Work item: Only the pictures are to be dropped; the rest of the data below is to be duplicated exactly.

==== Records ====

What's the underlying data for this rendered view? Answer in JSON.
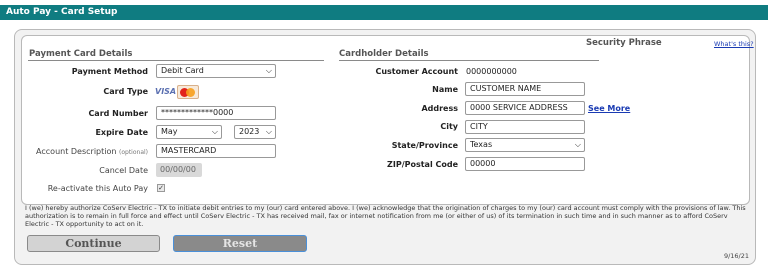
{
  "window": {
    "title": "Auto Pay - Card Setup"
  },
  "payment": {
    "section_title": "Payment Card Details",
    "method_label": "Payment Method",
    "method_value": "Debit Card",
    "card_type_label": "Card Type",
    "card_type_visa": "VISA",
    "card_number_label": "Card Number",
    "card_number_value": "*************0000",
    "expire_label": "Expire Date",
    "expire_month": "May",
    "expire_year": "2023",
    "desc_label": "Account Description",
    "desc_optional": "(optional)",
    "desc_value": "MASTERCARD",
    "cancel_label": "Cancel Date",
    "cancel_value": "00/00/00",
    "reactivate_label": "Re-activate this Auto Pay",
    "reactivate_checked": true
  },
  "cardholder": {
    "section_title": "Cardholder Details",
    "security_phrase": "Security Phrase",
    "whats_this": "What's this?",
    "account_label": "Customer Account",
    "account_value": "0000000000",
    "name_label": "Name",
    "name_value": "CUSTOMER NAME",
    "address_label": "Address",
    "address_value": "0000 SERVICE ADDRESS",
    "see_more": "See More",
    "city_label": "City",
    "city_value": "CITY",
    "state_label": "State/Province",
    "state_value": "Texas",
    "zip_label": "ZIP/Postal Code",
    "zip_value": "00000"
  },
  "authorization_text": "I (we) hereby authorize CoServ Electric - TX to initiate debit entries to my (our) card entered above. I (we) acknowledge that the origination of charges to my (our) card account must comply with the provisions of law. This authorization is to remain in full force and effect until CoServ Electric - TX has received mail, fax or internet notification from me (or either of us) of its termination in such time and in such manner as to afford CoServ Electric - TX opportunity to act on it.",
  "buttons": {
    "continue": "Continue",
    "reset": "Reset"
  },
  "footer_date": "9/16/21",
  "icons": {
    "dropdown": "chevron-down-icon",
    "check": "checkmark-icon",
    "mastercard": "mastercard-logo-icon"
  },
  "colors": {
    "titlebar": "#0f7c81",
    "link": "#1a3bb3"
  }
}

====

Expected answer:
What's the underlying data for this rendered view? Answer in JSON.
{
  "window": {
    "title": "Auto Pay - Card Setup"
  },
  "payment": {
    "section_title": "Payment Card Details",
    "method_label": "Payment Method",
    "method_value": "Debit Card",
    "card_type_label": "Card Type",
    "card_type_visa": "VISA",
    "card_number_label": "Card Number",
    "card_number_value": "*************0000",
    "expire_label": "Expire Date",
    "expire_month": "May",
    "expire_year": "2023",
    "desc_label": "Account Description",
    "desc_optional": "(optional)",
    "desc_value": "MASTERCARD",
    "cancel_label": "Cancel Date",
    "cancel_value": "00/00/00",
    "reactivate_label": "Re-activate this Auto Pay",
    "reactivate_checked": true
  },
  "cardholder": {
    "section_title": "Cardholder Details",
    "security_phrase": "Security Phrase",
    "whats_this": "What's this?",
    "account_label": "Customer Account",
    "account_value": "0000000000",
    "name_label": "Name",
    "name_value": "CUSTOMER NAME",
    "address_label": "Address",
    "address_value": "0000 SERVICE ADDRESS",
    "see_more": "See More",
    "city_label": "City",
    "city_value": "CITY",
    "state_label": "State/Province",
    "state_value": "Texas",
    "zip_label": "ZIP/Postal Code",
    "zip_value": "00000"
  },
  "authorization_text": "I (we) hereby authorize CoServ Electric - TX to initiate debit entries to my (our) card entered above. I (we) acknowledge that the origination of charges to my (our) card account must comply with the provisions of law. This authorization is to remain in full force and effect until CoServ Electric - TX has received mail, fax or internet notification from me (or either of us) of its termination in such time and in such manner as to afford CoServ Electric - TX opportunity to act on it.",
  "buttons": {
    "continue": "Continue",
    "reset": "Reset"
  },
  "footer_date": "9/16/21",
  "icons": {
    "dropdown": "chevron-down-icon",
    "check": "checkmark-icon",
    "mastercard": "mastercard-logo-icon"
  },
  "colors": {
    "titlebar": "#0f7c81",
    "link": "#1a3bb3"
  }
}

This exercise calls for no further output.